"There's a bunch of folks out there bidding up financial institutions in recent days," says Dan Alpert, managing partner for Westwood Capital. "I guess they ran out of reasonable institutions to bid up so they moved on to Fannie, Freddie, AIG. It makes no sense. It's all a sideshow."

Alpert notes that the mammoth amount of cash on the sidelines looking for richer rewards has given investors a new-found appetite for risk. An ongoing commentary about "green shoots" in the economy, backed by

Federal Reserve

Chairman Ben Bernanke last week, has only helped the rally, but Alpert says "it's due for a correction soon."

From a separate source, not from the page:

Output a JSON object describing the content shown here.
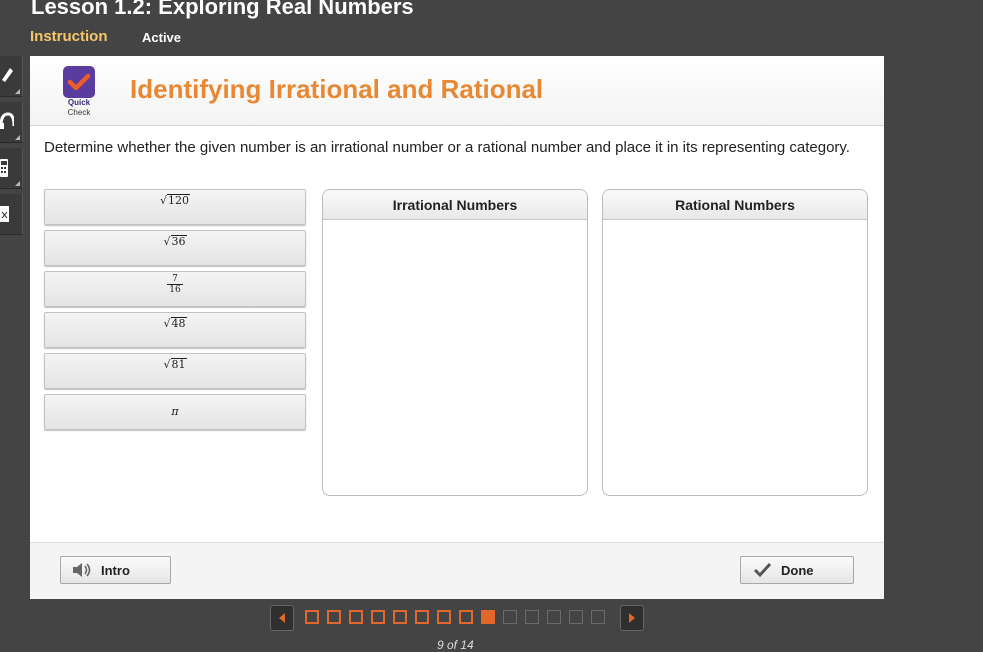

That correction began to take shape on Friday, but it's unclear where the volatile stocks are headed in the days and weeks to come. Ultimately, many analysts believe that common shareholders of AIG, Fannie and Freddie will be wiped out once the firms are fully restructured and pay back what they can to the government for the massive lifelines they've received.

-- Written by Lauren Tara LaCapra in New York